### Work item
The whole listing below should be printed again exactly, with no images.

### Supplied information
------------------------------------------------------------------------

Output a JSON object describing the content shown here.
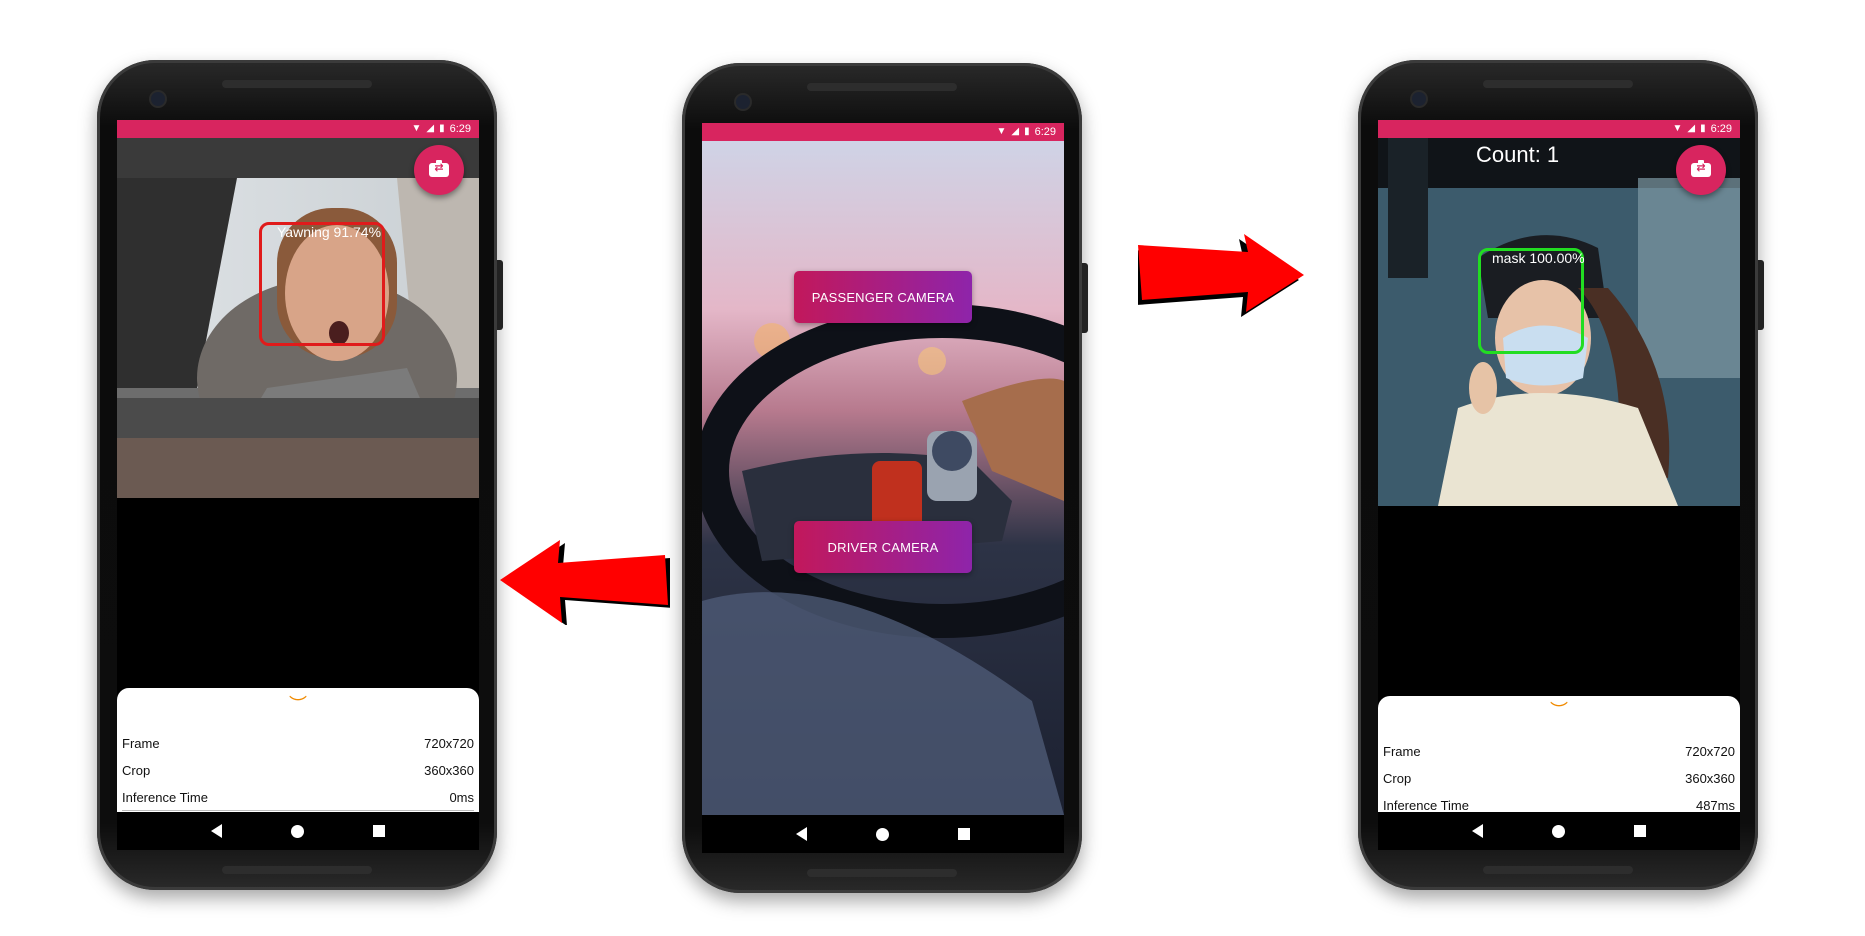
{
  "status_bar": {
    "time": "6:29",
    "wifi_icon": "wifi-icon",
    "signal_icon": "signal-icon",
    "battery_icon": "battery-icon"
  },
  "left_phone": {
    "detection_label": "Yawning 91.74%",
    "box_color": "#e01b1b",
    "panel": {
      "rows": [
        {
          "label": "Frame",
          "value": "720x720"
        },
        {
          "label": "Crop",
          "value": "360x360"
        },
        {
          "label": "Inference Time",
          "value": "0ms"
        }
      ]
    }
  },
  "center_phone": {
    "passenger_button": "PASSENGER CAMERA",
    "driver_button": "DRIVER CAMERA"
  },
  "right_phone": {
    "count_label": "Count: 1",
    "detection_label": "mask 100.00%",
    "box_color": "#22dd22",
    "panel": {
      "rows": [
        {
          "label": "Frame",
          "value": "720x720"
        },
        {
          "label": "Crop",
          "value": "360x360"
        },
        {
          "label": "Inference Time",
          "value": "487ms"
        }
      ]
    }
  },
  "colors": {
    "accent": "#d8255f",
    "arrow": "#ff0000",
    "chevron": "#f08a00"
  },
  "icons": {
    "fab": "switch-camera-icon",
    "chevron": "chevron-down-icon",
    "nav": [
      "back-icon",
      "home-icon",
      "recents-icon"
    ]
  }
}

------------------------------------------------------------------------

### Answer to this problem
Output a JSON object describing the content shown here.
{
  "status_bar": {
    "time": "6:29",
    "wifi_icon": "wifi-icon",
    "signal_icon": "signal-icon",
    "battery_icon": "battery-icon"
  },
  "left_phone": {
    "detection_label": "Yawning 91.74%",
    "box_color": "#e01b1b",
    "panel": {
      "rows": [
        {
          "label": "Frame",
          "value": "720x720"
        },
        {
          "label": "Crop",
          "value": "360x360"
        },
        {
          "label": "Inference Time",
          "value": "0ms"
        }
      ]
    }
  },
  "center_phone": {
    "passenger_button": "PASSENGER CAMERA",
    "driver_button": "DRIVER CAMERA"
  },
  "right_phone": {
    "count_label": "Count: 1",
    "detection_label": "mask 100.00%",
    "box_color": "#22dd22",
    "panel": {
      "rows": [
        {
          "label": "Frame",
          "value": "720x720"
        },
        {
          "label": "Crop",
          "value": "360x360"
        },
        {
          "label": "Inference Time",
          "value": "487ms"
        }
      ]
    }
  },
  "colors": {
    "accent": "#d8255f",
    "arrow": "#ff0000",
    "chevron": "#f08a00"
  },
  "icons": {
    "fab": "switch-camera-icon",
    "chevron": "chevron-down-icon",
    "nav": [
      "back-icon",
      "home-icon",
      "recents-icon"
    ]
  }
}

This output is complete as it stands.